Watching these new spots for Starz just reminds us there must be a lot of people in this business with an apparent inferiority complex. That's the only conclusion we can make after seeing so many ads that feature blithering idiots for the sole purpose of making the rest of us feel better/cooler/smarter/hotter. Does is really require an idiot to sell everything? Are we so insecure we need to see dumb people just to make us feel better? Please. Enlighten us. See yet another dufus in action here and here for Starz.
While we don't know for certain if this ad was served using contextual technology, Animal's Bucky Turco informs us of an odd ad placement for the upcoming Oliver Stone movie, World Trade Center. It appeared smack in the middle of a Yahoo story about the thwarting of a major UK aircraft bomb plot. Not to belittle the freakishly horrific nightmare this could have become, we still feel it's our duty to point out contextual fuckery at its finest.
We were going to tell you to check out this Snakes on a Plane trailer spoof called Snakes on Claire Danes but it's so awful., we're not going to. Oh wait. The movie's crap so any spoof would have to be crap, too, right? Besides, the whole thing is a cheesy promotion for this site called SecretSauce.tv.
We're thinking "Show Me" state, Missouri, didn't quite have in mind what the rest of us take away after reading this billboard which carries the headline, "The show-me your nuts state."
BigHeads Founder John Palumbo writes to tell of the trials and tribulations he goes through when trying to offer his services to agencies, many of which view anything other than their own idea as competition. We're just going to let John tell the story in his own words because we get a kick out of how it validates just about every fickle, nervous, running-scared agency mindset we've personally witnessed.

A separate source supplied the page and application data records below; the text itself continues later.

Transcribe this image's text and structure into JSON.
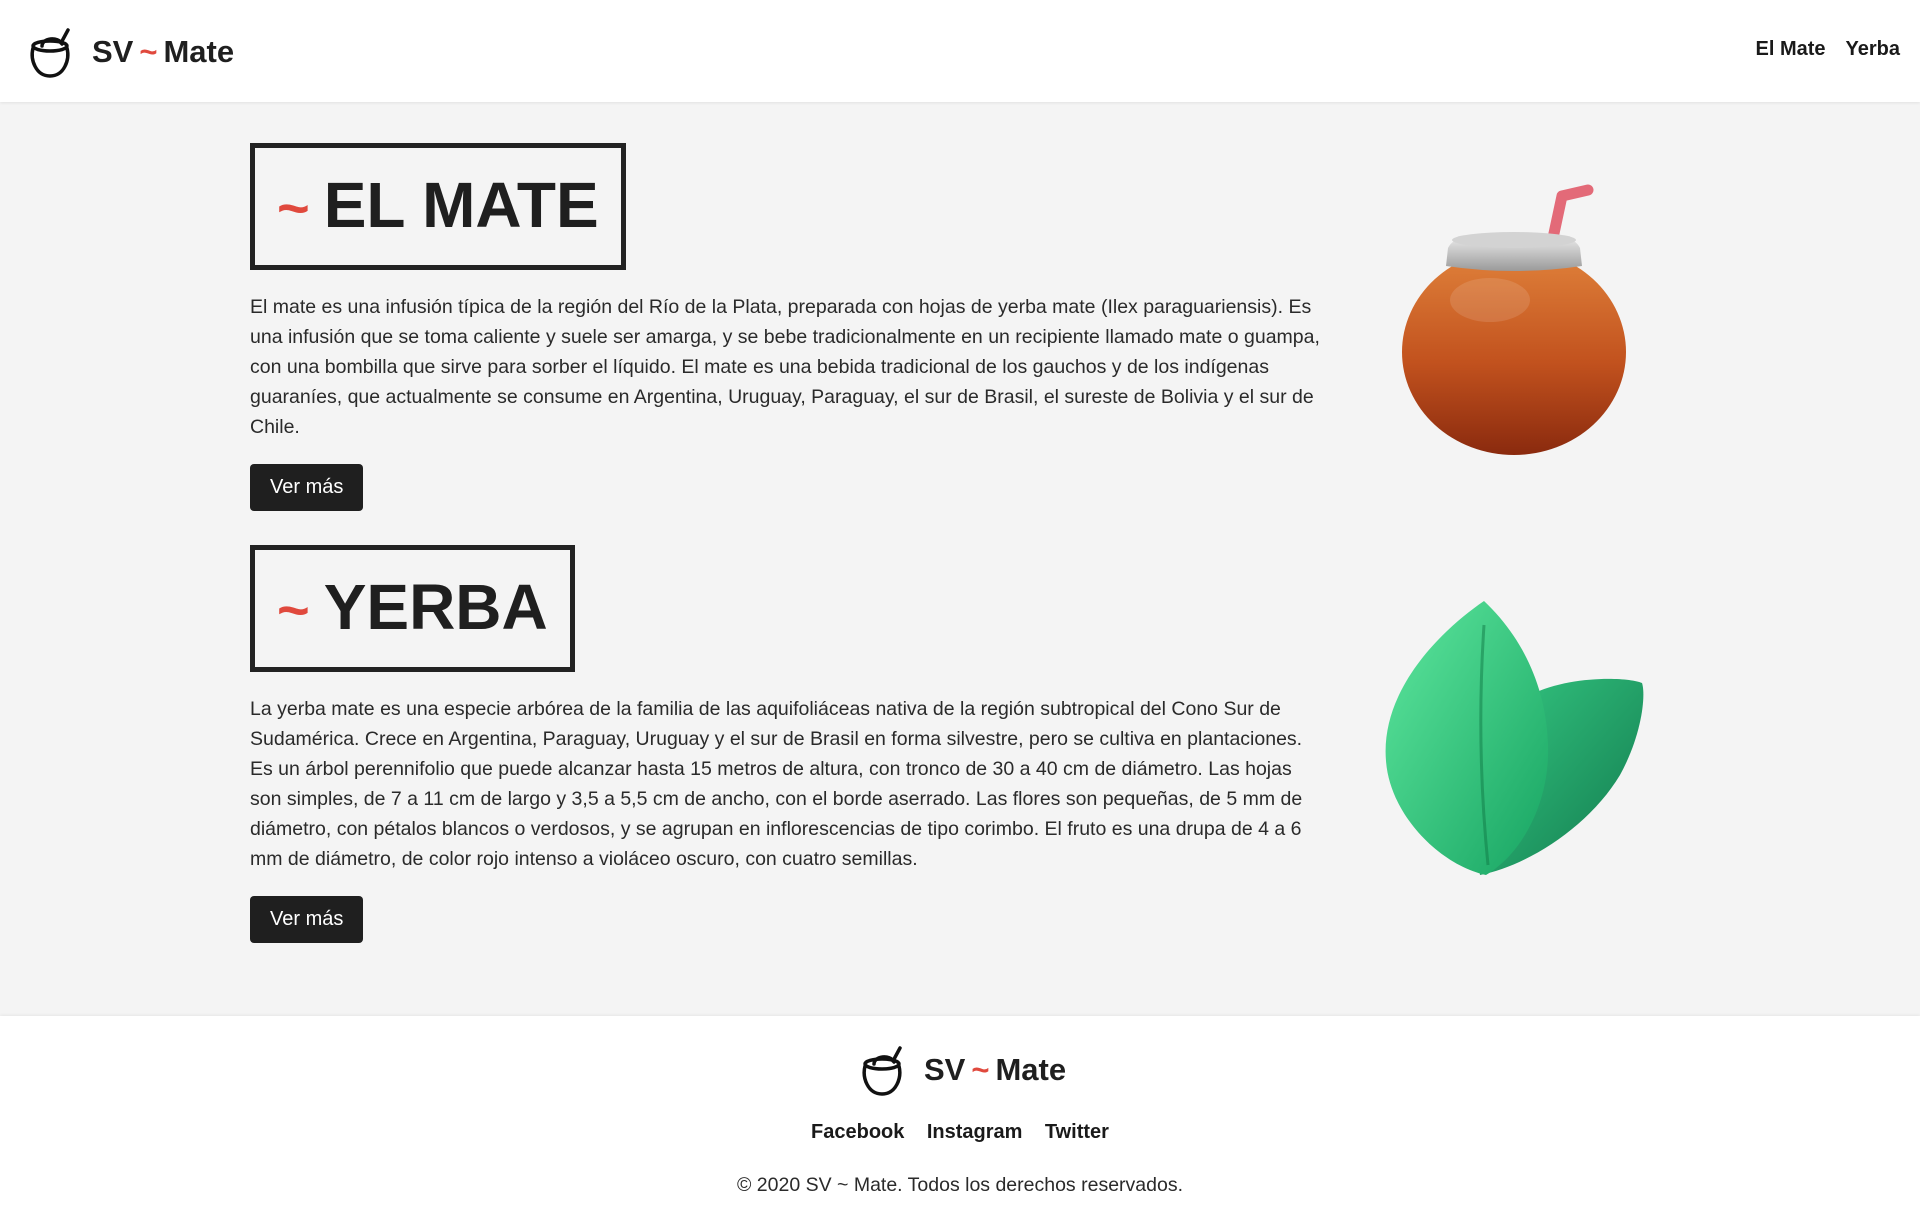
{
  "header": {
    "brand_left": "SV",
    "brand_tilde": "~",
    "brand_right": "Mate",
    "logo_icon": "mate-cup-icon",
    "nav": [
      {
        "label": "El Mate"
      },
      {
        "label": "Yerba"
      }
    ]
  },
  "sections": [
    {
      "tilde": "~",
      "title": "EL MATE",
      "description": "El mate es una infusión típica de la región del Río de la Plata, preparada con hojas de yerba mate (Ilex paraguariensis). Es una infusión que se toma caliente y suele ser amarga, y se bebe tradicionalmente en un recipiente llamado mate o guampa, con una bombilla que sirve para sorber el líquido. El mate es una bebida tradicional de los gauchos y de los indígenas guaraníes, que actualmente se consume en Argentina, Uruguay, Paraguay, el sur de Brasil, el sureste de Bolivia y el sur de Chile.",
      "button_label": "Ver más",
      "image_icon": "mate-gourd-icon"
    },
    {
      "tilde": "~",
      "title": "YERBA",
      "description": "La yerba mate es una especie arbórea de la familia de las aquifoliáceas nativa de la región subtropical del Cono Sur de Sudamérica. Crece en Argentina, Paraguay, Uruguay y el sur de Brasil en forma silvestre, pero se cultiva en plantaciones. Es un árbol perennifolio que puede alcanzar hasta 15 metros de altura, con tronco de 30 a 40 cm de diámetro. Las hojas son simples, de 7 a 11 cm de largo y 3,5 a 5,5 cm de ancho, con el borde aserrado. Las flores son pequeñas, de 5 mm de diámetro, con pétalos blancos o verdosos, y se agrupan en inflorescencias de tipo corimbo. El fruto es una drupa de 4 a 6 mm de diámetro, de color rojo intenso a violáceo oscuro, con cuatro semillas.",
      "button_label": "Ver más",
      "image_icon": "leaves-icon"
    }
  ],
  "footer": {
    "brand_left": "SV",
    "brand_tilde": "~",
    "brand_right": "Mate",
    "links": [
      {
        "label": "Facebook"
      },
      {
        "label": "Instagram"
      },
      {
        "label": "Twitter"
      }
    ],
    "copyright": "© 2020 SV ~ Mate. Todos los derechos reservados."
  },
  "colors": {
    "accent": "#e0493d",
    "background": "#f4f4f4",
    "button": "#1f1f1f"
  }
}
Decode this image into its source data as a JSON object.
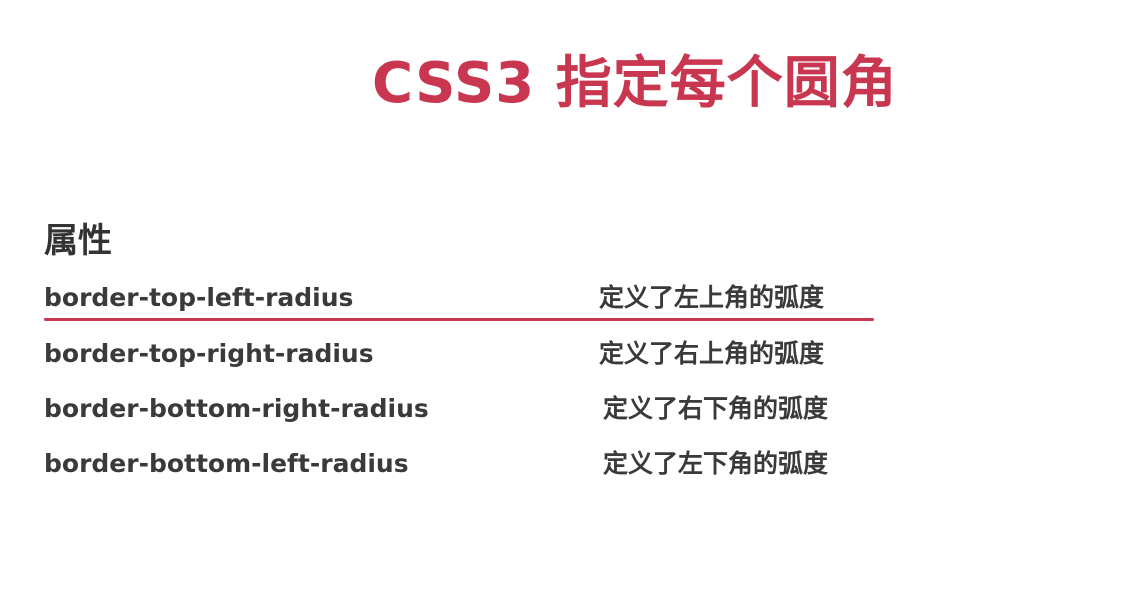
{
  "slide": {
    "title": "CSS3 指定每个圆角",
    "section_heading": "属性",
    "properties": [
      {
        "name": "border-top-left-radius",
        "description": "定义了左上角的弧度"
      },
      {
        "name": "border-top-right-radius",
        "description": "定义了右上角的弧度"
      },
      {
        "name": "border-bottom-right-radius",
        "description": "定义了右下角的弧度"
      },
      {
        "name": "border-bottom-left-radius",
        "description": "定义了左下角的弧度"
      }
    ],
    "colors": {
      "title": "#c9364f",
      "text": "#3a3a3a",
      "highlight_line": "#c9364f"
    }
  }
}
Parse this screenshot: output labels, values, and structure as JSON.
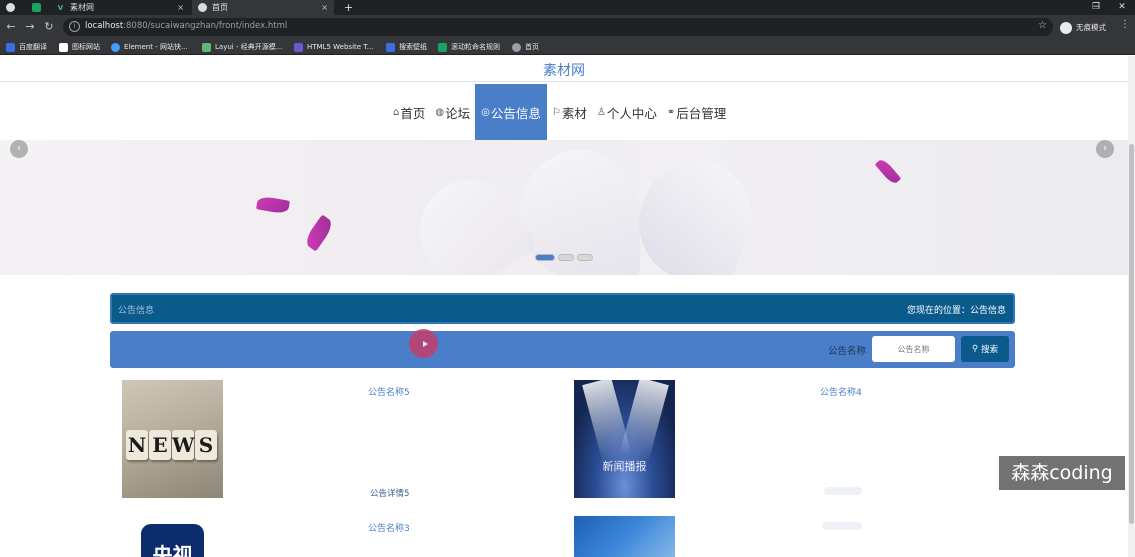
{
  "browser": {
    "tabs": [
      {
        "label": "",
        "icon": "globe-icon"
      },
      {
        "label": "",
        "icon": "app-icon"
      },
      {
        "label": "素材网",
        "icon": "vue-icon",
        "close": "×"
      },
      {
        "label": "首页",
        "icon": "globe-icon",
        "close": "×"
      }
    ],
    "new_tab": "+",
    "window_controls": {
      "minimize": "−",
      "restore": "❐",
      "close": "✕"
    },
    "url_host": "localhost",
    "url_rest": ":8080/sucaiwangzhan/front/index.html",
    "incognito_label": "无痕模式",
    "bookmarks": [
      {
        "label": "百度翻译",
        "color": "#3b6fe0"
      },
      {
        "label": "图标网站",
        "color": "#ffffff"
      },
      {
        "label": "Element - 网站快...",
        "color": "#409eff"
      },
      {
        "label": "Layui - 经典开源模...",
        "color": "#5fb878"
      },
      {
        "label": "HTML5 Website T...",
        "color": "#6a5acd"
      },
      {
        "label": "搜索壁纸",
        "color": "#3b6fe0"
      },
      {
        "label": "滚动粒命名规则",
        "color": "#1aa260"
      },
      {
        "label": "首页",
        "color": "#9aa0a6"
      }
    ]
  },
  "site": {
    "title": "素材网",
    "nav": [
      {
        "label": "首页",
        "icon": "home-icon",
        "glyph": "⌂",
        "active": false
      },
      {
        "label": "论坛",
        "icon": "forum-icon",
        "glyph": "◍",
        "active": false
      },
      {
        "label": "公告信息",
        "icon": "notice-icon",
        "glyph": "◎",
        "active": true
      },
      {
        "label": "素材",
        "icon": "flag-icon",
        "glyph": "⚐",
        "active": false
      },
      {
        "label": "个人中心",
        "icon": "user-icon",
        "glyph": "♙",
        "active": false
      },
      {
        "label": "后台管理",
        "icon": "link-icon",
        "glyph": "⚭",
        "active": false
      }
    ],
    "accent": "#4a7ec9",
    "dark_accent": "#0b5a8c"
  },
  "carousel": {
    "slides": 3,
    "active": 0,
    "prev": "‹",
    "next": "›"
  },
  "breadcrumb": {
    "section": "公告信息",
    "location": "您现在的位置：公告信息"
  },
  "search": {
    "label": "公告名称",
    "placeholder": "公告名称",
    "button": "搜索"
  },
  "notices": [
    {
      "title": "公告名称5",
      "detail": "公告详情5",
      "image": "news-image"
    },
    {
      "title": "公告名称4",
      "detail": "",
      "image": "stage-image",
      "image_text": "新闻播报"
    },
    {
      "title": "公告名称3",
      "detail": "",
      "image": "cctv-image",
      "image_text": "央视"
    },
    {
      "title": "",
      "detail": "",
      "image": "blue-image"
    }
  ],
  "news_letters": [
    "N",
    "E",
    "W",
    "S"
  ],
  "watermark": "森森coding"
}
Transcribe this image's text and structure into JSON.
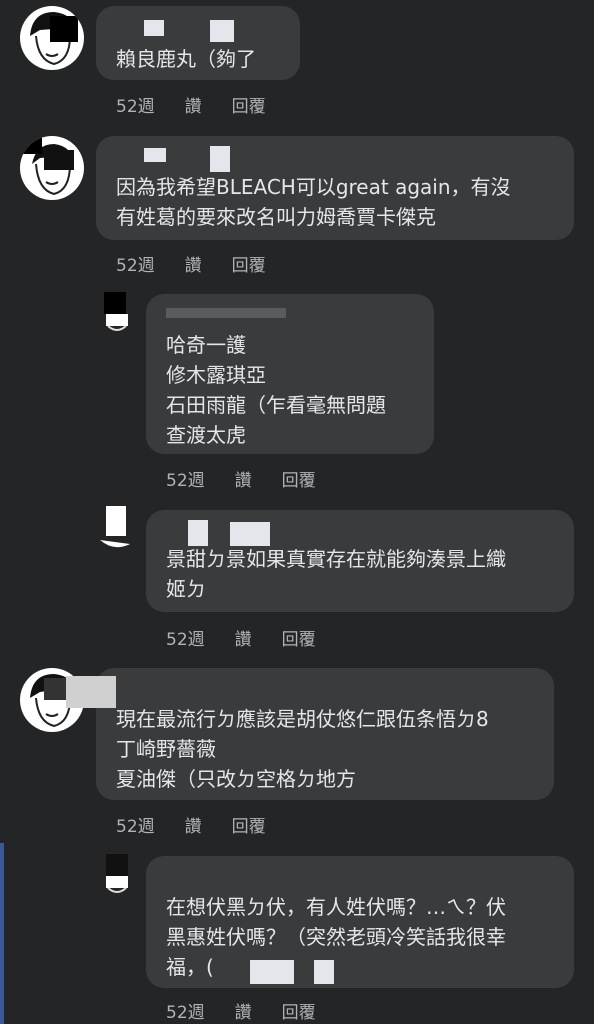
{
  "comments": [
    {
      "text": "賴良鹿丸（夠了",
      "time": "52週",
      "like": "讚",
      "reply": "回覆"
    },
    {
      "text": "因為我希望BLEACH可以great again，有沒\n有姓葛的要來改名叫力姆喬賈卡傑克",
      "time": "52週",
      "like": "讚",
      "reply": "回覆"
    },
    {
      "text": "哈奇一護\n修木露琪亞\n石田雨龍（乍看毫無問題\n查渡太虎",
      "time": "52週",
      "like": "讚",
      "reply": "回覆"
    },
    {
      "text": "景甜ㄉ景如果真實存在就能夠湊景上織\n姬ㄉ",
      "time": "52週",
      "like": "讚",
      "reply": "回覆"
    },
    {
      "text": "現在最流行ㄉ應該是胡仗悠仁跟伍条悟ㄉ8\n丁崎野薔薇\n夏油傑（只改ㄉ空格ㄉ地方",
      "time": "52週",
      "like": "讚",
      "reply": "回覆"
    },
    {
      "text": "在想伏黑ㄉ伏，有人姓伏嗎？…ㄟ？伏\n黑惠姓伏嗎？（突然老頭冷笑話我很幸\n福，(",
      "time": "52週",
      "like": "讚",
      "reply": "回覆"
    }
  ]
}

"I thought you'd find it interesting to hear how much bullshit we are running into when we speak to agencies about using BigHeads as a product for their clients As you know...we envision BigHeads to be both client- and agency-friendly (in other words...something clients could use and something agencies could use for their clients). Well...the agency approach is somewhat of a joke."